The things mentioned here are what exactly I think.
Have a few ideas and want to bring them to reality as an entrepreneur.
Have been looking for a Masters program designed for Entrepreneurs.
I am thinking of enrolling for a Professional Entrepreneurship Training.
Came across this offering by University of Waterloo in Canada:

Has anybody heard about this,do let me know your feedbacks.
Mr.Klacar has been counselling on it and can be reached on

shambho Wednesday, January 16, 2008 at 7:50 AM PT

Many people do believe that Entrepreneurship in India is a death wish. If this would have had been the case then I don’t think so much of development would have been possible if entrepreneurship wasn’t there. I agree an entrepreneur faces many problems while establishing a new venture however, without facing the hardships nothing can be achieved. But due to upsurge of various VC, firms providing seed funding angel investment etc have swollen up, entrepreneurial activities has proved to be a boon for many. To site an example that is helping to achieve the above goal is PITCHINDIA (
Many more firms, which are working from various nook and corners of the country, are trying to boost the investment in entrepreneurial activities and thus supporting to grow the Indian Economy.

Suraj Thursday, January 31, 2008 at 11:08 PM PT

Very good article, Sramana – thanks for thinking of sharing it. Though its written a while ago, that makes no difference – the points made in it are timeless. I’ve personally seen some of what you observe, in some parts of some big companies where I earlier worked.

Vasudev Ram

Vasudev Ram Friday, February 1, 2008 at 8:26 AM PT

Interstesting soul shaking videos on entrepreneurship.Here is a link.

Syed mahmood Thursday, March 27, 2008 at 4:08 AM PT

article helping number of new and even old entpnrs too much.Its impossible to make progress without innovations…

Pravin D. Friday, May 30, 2008 at 11:59 PM PT

Thanks sramana for valuable thoughts.It is realy pathmaking for new entrepreneur.

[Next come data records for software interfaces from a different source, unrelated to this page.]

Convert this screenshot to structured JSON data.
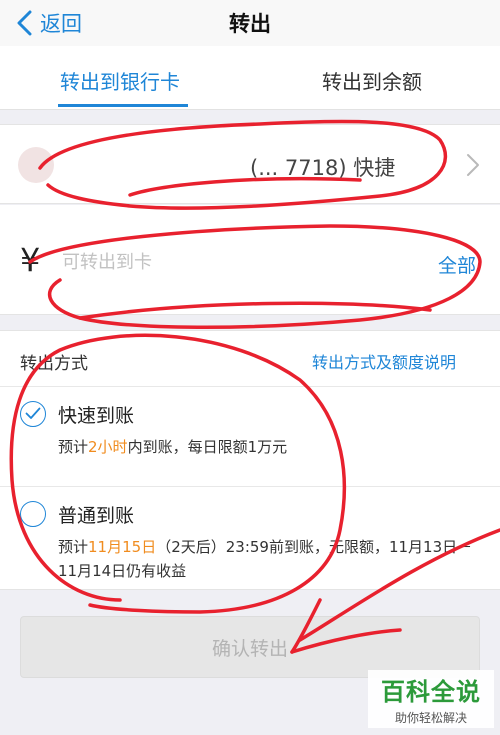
{
  "nav": {
    "back_label": "返回",
    "title": "转出"
  },
  "tabs": [
    {
      "label": "转出到银行卡",
      "active": true
    },
    {
      "label": "转出到余额",
      "active": false
    }
  ],
  "card": {
    "name": "(... 7718) 快捷"
  },
  "amount": {
    "currency_symbol": "¥",
    "placeholder": "可转出到卡",
    "all_label": "全部"
  },
  "method": {
    "section_title": "转出方式",
    "info_link": "转出方式及额度说明",
    "options": [
      {
        "title": "快速到账",
        "selected": true,
        "desc_prefix": "预计",
        "desc_highlight": "2小时",
        "desc_suffix": "内到账，每日限额1万元"
      },
      {
        "title": "普通到账",
        "selected": false,
        "desc_prefix": "预计",
        "desc_highlight": "11月15日",
        "desc_suffix": "（2天后）23:59前到账，无限额，11月13日－11月14日仍有收益"
      }
    ]
  },
  "confirm_label": "确认转出",
  "watermark": {
    "logo": "百科全说",
    "subtitle": "助你轻松解决"
  },
  "colors": {
    "accent": "#1f86d7",
    "highlight": "#f08c1f",
    "scribble": "#e8212e"
  }
}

sandip Malekar Wednesday, June 25, 2008 at 9:16 AM PT

good perspective… from my experience I would say its partly true and not true..
1. Frugality: must.. critical for first 30 months, i believe..
2. Big company: some big companies can give you quick skill building opportunity within your domain, which you can sell as independent service provider (as i did). (its bit easy to lean to tolerate middle management incompetence when sole purpose is building professional skills)
3. Consultancy & investment banking campus offers: i still wonder how person with no real business/managerial experience has expertise to advice other CEOs or make valuations for ventures… and how other CEOs end up buying services of these guys… may be i value hands-on experience more valuable than GMAT scores…

Nandan Friday, September 5, 2008 at 8:14 AM PT

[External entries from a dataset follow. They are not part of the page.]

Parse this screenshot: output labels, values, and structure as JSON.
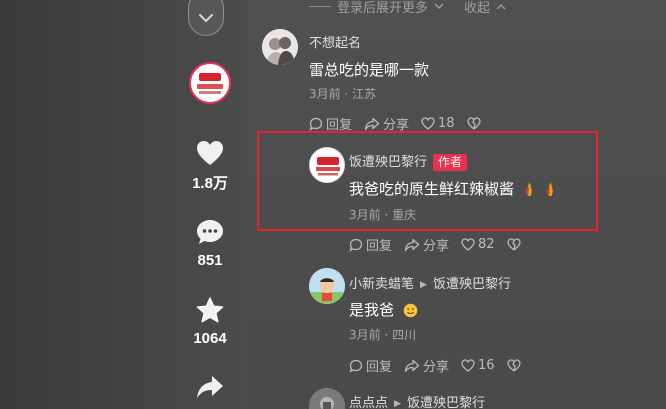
{
  "feed": {
    "likes": "1.8万",
    "comments": "851",
    "favorites": "1064"
  },
  "panel": {
    "expand_text": "登录后展开更多",
    "collapse_text": "收起"
  },
  "comments": [
    {
      "name": "不想起名",
      "text": "雷总吃的是哪一款",
      "meta": "3月前 · 江苏",
      "reply": "回复",
      "share": "分享",
      "likes": "18"
    },
    {
      "name": "饭遭殃巴黎行",
      "tag": "作者",
      "text": "我爸吃的原生鲜红辣椒酱",
      "meta": "3月前 · 重庆",
      "reply": "回复",
      "share": "分享",
      "likes": "82"
    },
    {
      "name": "小新卖蜡笔",
      "reply_to": "饭遭殃巴黎行",
      "text": "是我爸",
      "meta": "3月前 · 四川",
      "reply": "回复",
      "share": "分享",
      "likes": "16"
    },
    {
      "name": "点点点",
      "reply_to": "饭遭殃巴黎行"
    }
  ],
  "colors": {
    "author_tag": "#e8304f",
    "highlight_border": "#e8232e",
    "live_ring": "#e33458"
  }
}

I can see where you are coming from and how working for a big company early on in life could help instill a very narrow skill-set. There are also other factors that can help or hinder the development of entrepreneurial abilities.

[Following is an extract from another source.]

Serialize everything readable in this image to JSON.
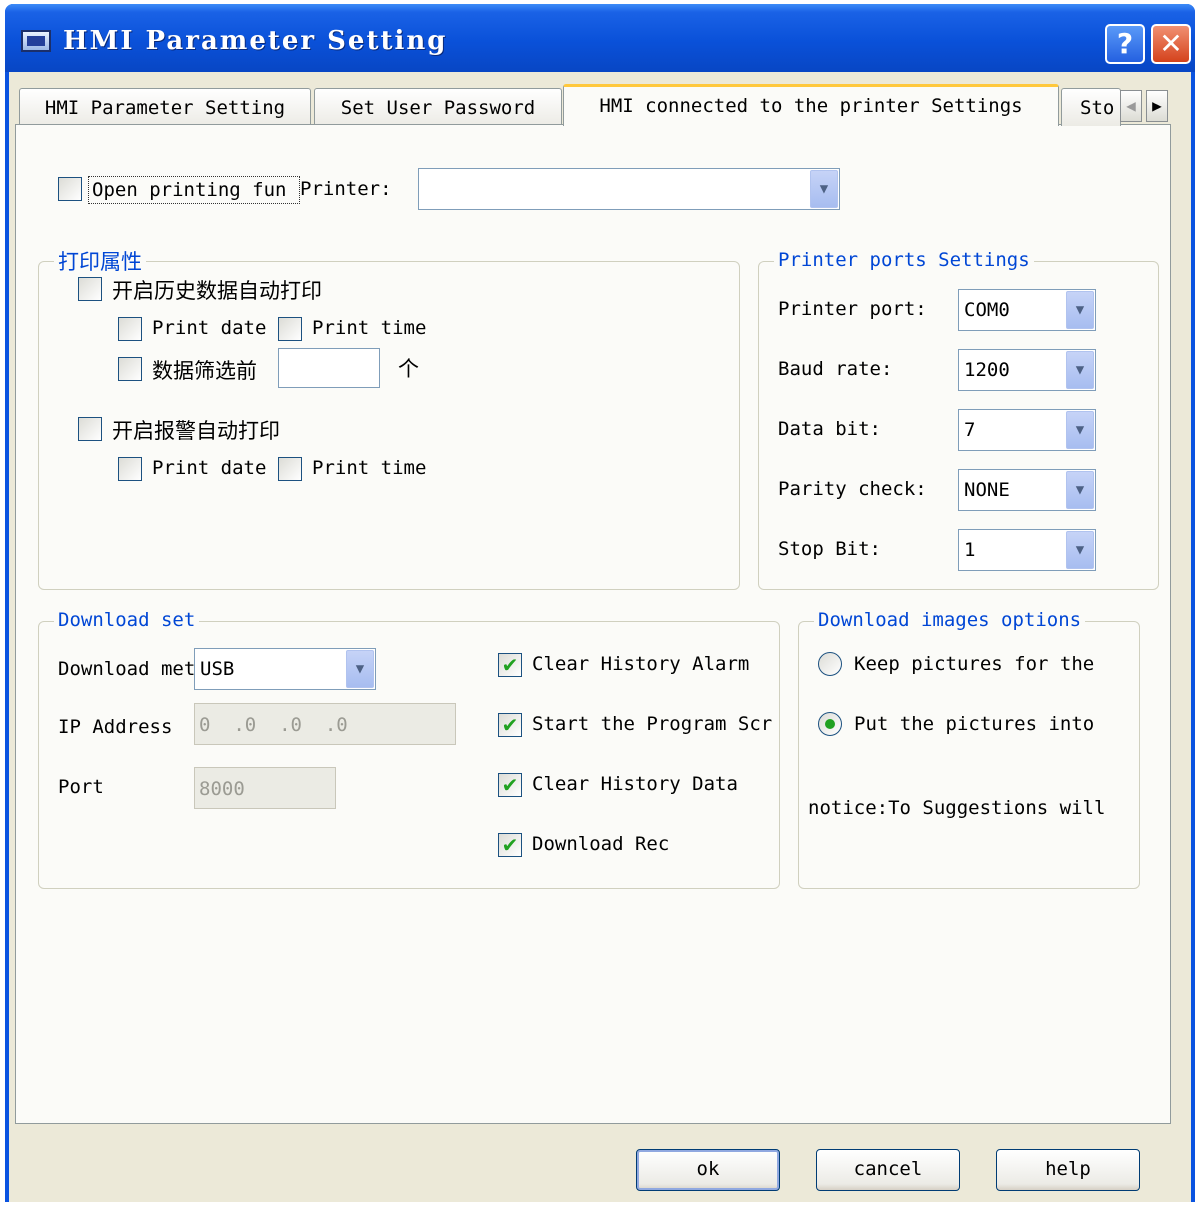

For instance, David and Karl bring up some excellent points.

I agree with David that “the best way to learn something is to do it.” To develop the skills of an entrepreneur you would have to be one and learn by experience.

Karl brings up an excellent point about “visionaries” being the entrepreneurs who really thrive because they have a passion for their work and for entrepreneurship. There are very few visionaries compared to those who believe in “get rich quick,” and visionaries tend to be successful entrepreneurs.

Pran also shares a great point that “if you are an entrepreneur at heart chances are you’ll find your way to entrepreneurship no matter where you start off!”

Thanks for starting this great conversation on entrepreneurship.

Dali Burgado

Dali Burgado Saturday, March 14, 2009 at 9:35 PM PT

[…] […]

Comparing Life Paths - The Corporate Life vs. The Entrepreneurial & Startup Life « Entrepreneurial Activism Wednesday, May 6, 2009 at 12:54 AM PT

great point about working for a small company vs. a large company. I hadn't thought about it much before but you ae absolutely right, if you decide to go the path of an entrepreneur and don't really understand the mechanics of how the pieces of a business fit together it will be a liability if you decide to go out on your own.

Scott Schreiber Thursday, October 20, 2011 at 8:42 AM PT